[SOURCE MATERIAL]
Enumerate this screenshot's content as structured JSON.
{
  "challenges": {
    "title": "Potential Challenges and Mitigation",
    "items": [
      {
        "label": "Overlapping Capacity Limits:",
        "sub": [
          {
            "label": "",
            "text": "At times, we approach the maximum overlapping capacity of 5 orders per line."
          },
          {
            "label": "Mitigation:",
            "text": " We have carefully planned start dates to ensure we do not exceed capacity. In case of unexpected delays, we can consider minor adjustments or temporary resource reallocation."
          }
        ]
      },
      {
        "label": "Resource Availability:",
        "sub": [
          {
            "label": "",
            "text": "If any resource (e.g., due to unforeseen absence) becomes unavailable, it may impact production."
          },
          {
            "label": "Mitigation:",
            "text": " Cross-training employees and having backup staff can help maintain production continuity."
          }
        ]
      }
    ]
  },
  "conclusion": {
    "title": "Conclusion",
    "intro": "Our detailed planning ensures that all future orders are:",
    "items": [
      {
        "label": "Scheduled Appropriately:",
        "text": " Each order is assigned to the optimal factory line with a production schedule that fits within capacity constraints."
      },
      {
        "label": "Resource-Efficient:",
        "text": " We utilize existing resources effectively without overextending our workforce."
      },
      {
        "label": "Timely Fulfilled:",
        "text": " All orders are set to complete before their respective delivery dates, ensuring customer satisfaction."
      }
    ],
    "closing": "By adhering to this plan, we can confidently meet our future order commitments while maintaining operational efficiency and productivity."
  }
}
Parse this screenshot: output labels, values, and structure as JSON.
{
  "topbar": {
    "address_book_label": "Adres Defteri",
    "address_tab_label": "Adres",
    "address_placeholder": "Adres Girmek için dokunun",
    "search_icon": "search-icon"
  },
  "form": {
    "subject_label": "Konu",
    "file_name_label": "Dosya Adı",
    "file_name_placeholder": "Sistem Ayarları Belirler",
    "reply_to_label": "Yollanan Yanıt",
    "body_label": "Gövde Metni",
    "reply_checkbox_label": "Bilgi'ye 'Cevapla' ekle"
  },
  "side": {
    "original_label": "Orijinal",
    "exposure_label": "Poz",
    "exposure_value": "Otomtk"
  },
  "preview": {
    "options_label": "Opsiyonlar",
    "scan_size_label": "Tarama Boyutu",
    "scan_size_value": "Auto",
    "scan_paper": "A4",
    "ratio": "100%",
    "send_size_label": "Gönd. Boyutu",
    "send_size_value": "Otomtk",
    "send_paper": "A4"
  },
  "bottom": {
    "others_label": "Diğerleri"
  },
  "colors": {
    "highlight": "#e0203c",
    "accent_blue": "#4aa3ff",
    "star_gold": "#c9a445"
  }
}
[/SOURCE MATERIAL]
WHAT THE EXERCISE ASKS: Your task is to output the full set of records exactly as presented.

RESPONSE TO THE EXERCISE:
Enumerate this screenshot's content as structured JSON.
{
  "challenges": {
    "title": "Potential Challenges and Mitigation",
    "items": [
      {
        "label": "Overlapping Capacity Limits:",
        "sub": [
          {
            "label": "",
            "text": "At times, we approach the maximum overlapping capacity of 5 orders per line."
          },
          {
            "label": "Mitigation:",
            "text": " We have carefully planned start dates to ensure we do not exceed capacity. In case of unexpected delays, we can consider minor adjustments or temporary resource reallocation."
          }
        ]
      },
      {
        "label": "Resource Availability:",
        "sub": [
          {
            "label": "",
            "text": "If any resource (e.g., due to unforeseen absence) becomes unavailable, it may impact production."
          },
          {
            "label": "Mitigation:",
            "text": " Cross-training employees and having backup staff can help maintain production continuity."
          }
        ]
      }
    ]
  },
  "conclusion": {
    "title": "Conclusion",
    "intro": "Our detailed planning ensures that all future orders are:",
    "items": [
      {
        "label": "Scheduled Appropriately:",
        "text": " Each order is assigned to the optimal factory line with a production schedule that fits within capacity constraints."
      },
      {
        "label": "Resource-Efficient:",
        "text": " We utilize existing resources effectively without overextending our workforce."
      },
      {
        "label": "Timely Fulfilled:",
        "text": " All orders are set to complete before their respective delivery dates, ensuring customer satisfaction."
      }
    ],
    "closing": "By adhering to this plan, we can confidently meet our future order commitments while maintaining operational efficiency and productivity."
  }
}
Parse this screenshot: output labels, values, and structure as JSON.
{
  "topbar": {
    "address_book_label": "Adres Defteri",
    "address_tab_label": "Adres",
    "address_placeholder": "Adres Girmek için dokunun",
    "search_icon": "search-icon"
  },
  "form": {
    "subject_label": "Konu",
    "file_name_label": "Dosya Adı",
    "file_name_placeholder": "Sistem Ayarları Belirler",
    "reply_to_label": "Yollanan Yanıt",
    "body_label": "Gövde Metni",
    "reply_checkbox_label": "Bilgi'ye 'Cevapla' ekle"
  },
  "side": {
    "original_label": "Orijinal",
    "exposure_label": "Poz",
    "exposure_value": "Otomtk"
  },
  "preview": {
    "options_label": "Opsiyonlar",
    "scan_size_label": "Tarama Boyutu",
    "scan_size_value": "Auto",
    "scan_paper": "A4",
    "ratio": "100%",
    "send_size_label": "Gönd. Boyutu",
    "send_size_value": "Otomtk",
    "send_paper": "A4"
  },
  "bottom": {
    "others_label": "Diğerleri"
  },
  "colors": {
    "highlight": "#e0203c",
    "accent_blue": "#4aa3ff",
    "star_gold": "#c9a445"
  }
}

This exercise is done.